The Gate of Angels

The Gate of Angels

Penelope Fitzgerald

From the Booker Prize-wining author of ‘Offshore’ and ‘the Blue Flower’ – this Booker Prize-shortlisted novel centres on Cambridge Fellow Fred Fairly’s search for a rational riposte to love.

In 1912 Fred Fairly is a Junior Fellow at the college of St Angelicus in Cambridge, where for centuries no female, not even a pussy cat, has been allowed to set foot (“though the starlings couldn’t altogether be regulated”). Fred lectures in physics and the questionable nature of matter and worries about the universal problem known in Cambridge at the time as ‘the absurdity of the Mind-Body Relationship’. To Fred this is tormenting rather than absurd. The young woman beside him when he wakes up one evening in the Wrayburns’ spare bedroom might help resolve it, but how can he tell if she is quite what she seems? Fred is a scientist. To him the truth should be everything, and indeed he thinks it is. But scientists make mistakes.

The Gate of Angels is a funny, touching and inspiring look at male-female relationships and the problems caused by thinking just a little too much.

Reviews of The Gate of Angels

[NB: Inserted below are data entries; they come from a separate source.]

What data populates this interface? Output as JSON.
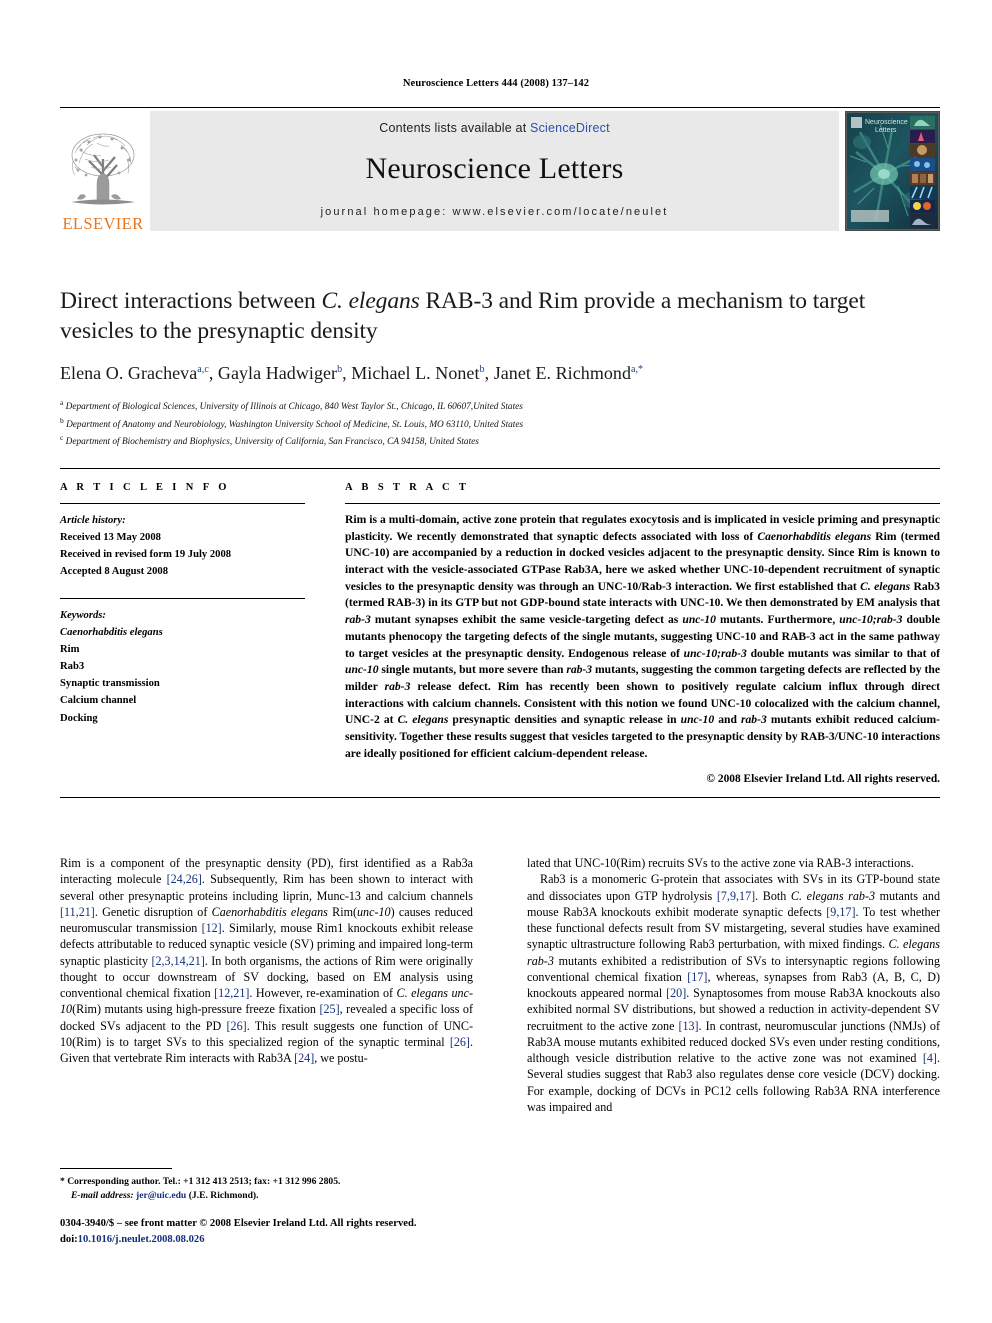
{
  "running_head": "Neuroscience Letters 444 (2008) 137–142",
  "masthead": {
    "contents_prefix": "Contents lists available at ",
    "sciencedirect": "ScienceDirect",
    "journal_name": "Neuroscience Letters",
    "homepage": "journal homepage: www.elsevier.com/locate/neulet",
    "publisher": "ELSEVIER",
    "cover_title_line1": "Neuroscience",
    "cover_title_line2": "Letters"
  },
  "article": {
    "title_part1": "Direct interactions between ",
    "title_italic": "C. elegans",
    "title_part2": " RAB-3 and Rim provide a mechanism to target vesicles to the presynaptic density",
    "authors": [
      {
        "name": "Elena O. Gracheva",
        "sup": "a,c",
        "sep": ", "
      },
      {
        "name": "Gayla Hadwiger",
        "sup": "b",
        "sep": ", "
      },
      {
        "name": "Michael L. Nonet",
        "sup": "b",
        "sep": ", "
      },
      {
        "name": "Janet E. Richmond",
        "sup": "a,*",
        "sep": ""
      }
    ],
    "affiliations": [
      {
        "marker": "a",
        "text": "Department of Biological Sciences, University of Illinois at Chicago, 840 West Taylor St., Chicago, IL 60607,United States"
      },
      {
        "marker": "b",
        "text": "Department of Anatomy and Neurobiology, Washington University School of Medicine, St. Louis, MO 63110, United States"
      },
      {
        "marker": "c",
        "text": "Department of Biochemistry and Biophysics, University of California, San Francisco, CA 94158, United States"
      }
    ]
  },
  "article_info": {
    "heading": "A R T I C L E   I N F O",
    "history_label": "Article history:",
    "history": [
      "Received 13 May 2008",
      "Received in revised form 19 July 2008",
      "Accepted 8 August 2008"
    ],
    "keywords_label": "Keywords:",
    "keywords": [
      "Caenorhabditis elegans",
      "Rim",
      "Rab3",
      "Synaptic transmission",
      "Calcium channel",
      "Docking"
    ],
    "keywords_italic_index": 0
  },
  "abstract": {
    "heading": "A B S T R A C T",
    "copyright": "© 2008 Elsevier Ireland Ltd. All rights reserved.",
    "paragraphs": [
      "Rim is a multi-domain, active zone protein that regulates exocytosis and is implicated in vesicle priming and presynaptic plasticity. We recently demonstrated that synaptic defects associated with loss of Caenorhabditis elegans Rim (termed UNC-10) are accompanied by a reduction in docked vesicles adjacent to the presynaptic density. Since Rim is known to interact with the vesicle-associated GTPase Rab3A, here we asked whether UNC-10-dependent recruitment of synaptic vesicles to the presynaptic density was through an UNC-10/Rab-3 interaction. We first established that C. elegans Rab3 (termed RAB-3) in its GTP but not GDP-bound state interacts with UNC-10. We then demonstrated by EM analysis that rab-3 mutant synapses exhibit the same vesicle-targeting defect as unc-10 mutants. Furthermore, unc-10;rab-3 double mutants phenocopy the targeting defects of the single mutants, suggesting UNC-10 and RAB-3 act in the same pathway to target vesicles at the presynaptic density. Endogenous release of unc-10;rab-3 double mutants was similar to that of unc-10 single mutants, but more severe than rab-3 mutants, suggesting the common targeting defects are reflected by the milder rab-3 release defect. Rim has recently been shown to positively regulate calcium influx through direct interactions with calcium channels. Consistent with this notion we found UNC-10 colocalized with the calcium channel, UNC-2 at C. elegans presynaptic densities and synaptic release in unc-10 and rab-3 mutants exhibit reduced calcium-sensitivity. Together these results suggest that vesicles targeted to the presynaptic density by RAB-3/UNC-10 interactions are ideally positioned for efficient calcium-dependent release."
    ]
  },
  "body": {
    "left_column": [
      "Rim is a component of the presynaptic density (PD), first identified as a Rab3a interacting molecule [24,26]. Subsequently, Rim has been shown to interact with several other presynaptic proteins including liprin, Munc-13 and calcium channels [11,21]. Genetic disruption of Caenorhabditis elegans Rim(unc-10) causes reduced neuromuscular transmission [12]. Similarly, mouse Rim1 knockouts exhibit release defects attributable to reduced synaptic vesicle (SV) priming and impaired long-term synaptic plasticity [2,3,14,21]. In both organisms, the actions of Rim were originally thought to occur downstream of SV docking, based on EM analysis using conventional chemical fixation [12,21]. However, re-examination of C. elegans unc-10(Rim) mutants using high-pressure freeze fixation [25], revealed a specific loss of docked SVs adjacent to the PD [26]. This result suggests one function of UNC-10(Rim) is to target SVs to this specialized region of the synaptic terminal [26]. Given that vertebrate Rim interacts with Rab3A [24], we postu-"
    ],
    "right_column": [
      "lated that UNC-10(Rim) recruits SVs to the active zone via RAB-3 interactions.",
      "Rab3 is a monomeric G-protein that associates with SVs in its GTP-bound state and dissociates upon GTP hydrolysis [7,9,17]. Both C. elegans rab-3 mutants and mouse Rab3A knockouts exhibit moderate synaptic defects [9,17]. To test whether these functional defects result from SV mistargeting, several studies have examined synaptic ultrastructure following Rab3 perturbation, with mixed findings. C. elegans rab-3 mutants exhibited a redistribution of SVs to intersynaptic regions following conventional chemical fixation [17], whereas, synapses from Rab3 (A, B, C, D) knockouts appeared normal [20]. Synaptosomes from mouse Rab3A knockouts also exhibited normal SV distributions, but showed a reduction in activity-dependent SV recruitment to the active zone [13]. In contrast, neuromuscular junctions (NMJs) of Rab3A mouse mutants exhibited reduced docked SVs even under resting conditions, although vesicle distribution relative to the active zone was not examined [4]. Several studies suggest that Rab3 also regulates dense core vesicle (DCV) docking. For example, docking of DCVs in PC12 cells following Rab3A RNA interference was impaired and"
    ]
  },
  "footnote": {
    "marker": "*",
    "line1": "Corresponding author. Tel.: +1 312 413 2513; fax: +1 312 996 2805.",
    "email_label": "E-mail address:",
    "email": "jer@uic.edu",
    "email_suffix": "(J.E. Richmond)."
  },
  "footer": {
    "issn_line": "0304-3940/$ – see front matter © 2008 Elsevier Ireland Ltd. All rights reserved.",
    "doi_label": "doi:",
    "doi_value": "10.1016/j.neulet.2008.08.026"
  },
  "colors": {
    "elsevier_orange": "#E87722",
    "link_blue": "#15307d",
    "sciencedirect_blue": "#2b4fb3",
    "band_gray": "#e9e9e9"
  }
}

    • ‘Reading a Penelope Fitzgerald novel is like being taken for a ride in a peculiar kind of car. Everything is of top quality – the engine, the coachwork and the interior all fill you with confidence. Then, after a mile or so, someone throws the steering-wheel out of the window.’ Sebastian Faulks
    • ‘Wise and ironic, funny and humane, Fitzgerald is a wonderful, wonderful writer.’ David Nicholls
    • ‘Contains more wit, intelligence and feeling than many novels three times its length.’ Observer
    • ‘Gilbert could have written this and Sullivan set it to music. It shows an Edwardian university at Cambridge at its eccentric best. There are so many characters that are a delight. So many foibles and so much fancifying. Fitzgerald is the only author I know who regularly gets reviews pleading her to write longer books.’ Daily Mail